Developing a Set of Best Practices that Work for You
Developing a tailored set of knowledge management best practices is the first step to improving the efficiency and cost effectiveness of your organization. Many of the most successful companies work with experienced business consultants in this stage, in order to ensure the most appropriate course of action based on the leading practices of their particular industry. Your organization’s best practices should be designed with a specific corporate culture and leadership structure in mind. With that framework in place, processes and technologies can be implemented to support this structure, ensuring a set of best practices that work for you.
The Five Fundamentals of Knowledge Management
While there are many different methods of structuring your knowledge management systems, experts agree that it is essential to maintain the five fundamentals of strategy, culture, leadership, processes and technology.
Management Strategy – Your organization’s knowledge management strategy should include a prioritized set of goals, with metrics for achieving and measuring those goals that encourage participation across the enterprise, and that align with other business strategies already being maintained. This should include an assessment of what knowledge is needed, what is already available and how to fill the gap.
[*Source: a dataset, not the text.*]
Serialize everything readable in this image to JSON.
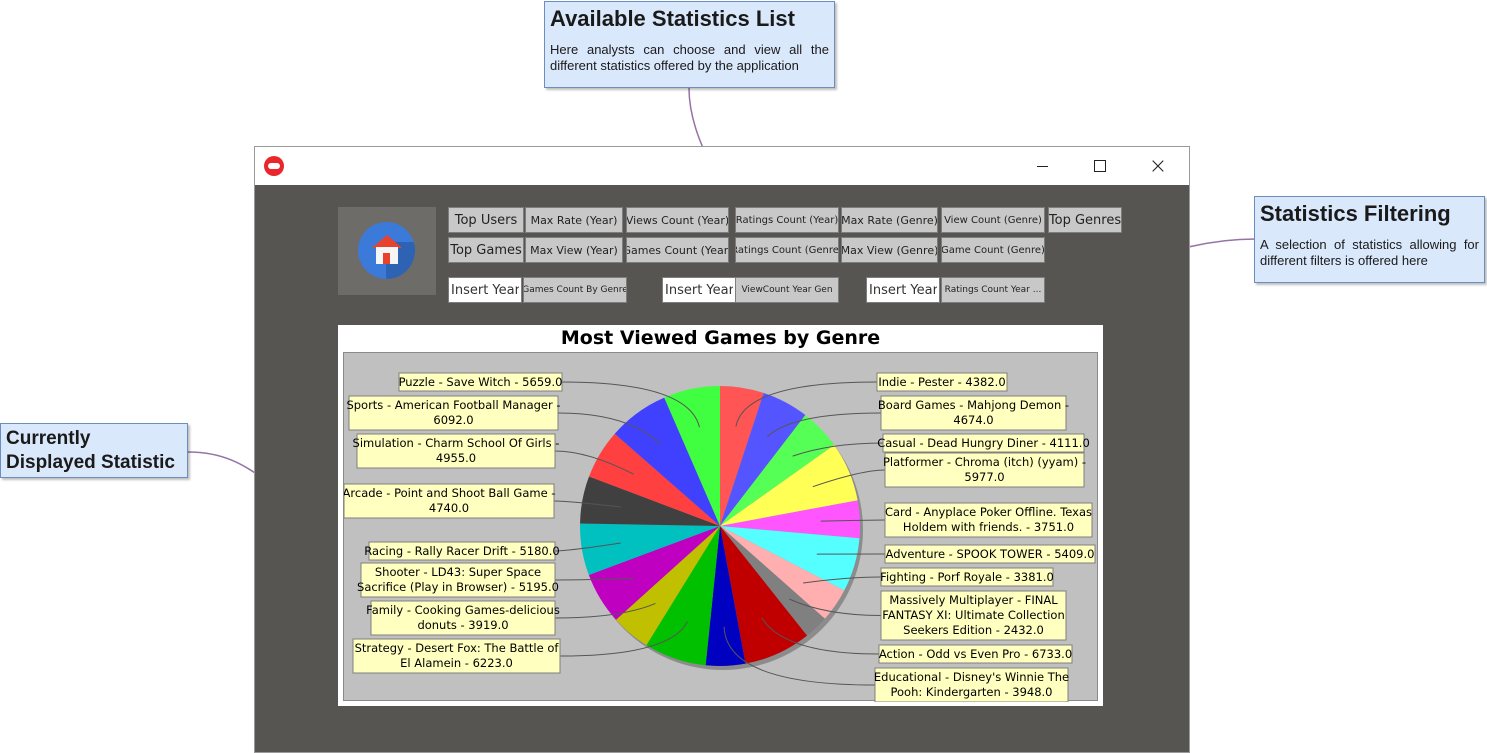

Corporate Culture – Every organization is different, which is why the culture of your company and the types of goals you are striving for must be considered when developing your knowledge management best practices. This means developing a set of terms, policies and practices that work for your group, including a title for the new program, training programs to ensure adoption, incentives for adopting the program and assessments of participation in the program.
Knowledge Leadership – Since strong leadership is so fundamental to effective knowledge management, it’s important to elect a senior leader at the top to maintain these knowledge management best practices. While it isn’t always necessarily to make this a permanent position, it is essential during the initial planning stages when implementing new knowledge management strategies. The leaders who help put this system in place will truly determine the effectiveness of the new program over the long haul.
Set of Processes – With the right strategies, culture and leadership in place, it is then possible to create a set of processes to make it all happen. These processes should be comprehensive, specific to the needs of the organization and its industry and consistent across all levels. If your organization is adding new content or cycling out old content, it’s important to create processes to do so without affecting the quality and accuracy of information. It’s also important to ensure a consistent system for accessing and distributing information quickly, easily and with tools that tech experts and novices alike can learn without too much downtime.
Technology Tools – Some organizations make the mistake of focusing on the technology of a new knowledge management system first, but this approach is actually quite backwards. Only with the strategies, culture, leadership and processes in place can you effectively implement your new technology tools throughout the organization. Some existing technologies may still be relevant, some may just need to be updated and others may need to be replaced altogether. The new system may include a centralized Customer Relationship Management system, marketing tools, intranet and/or extranet tools, product development tools and more.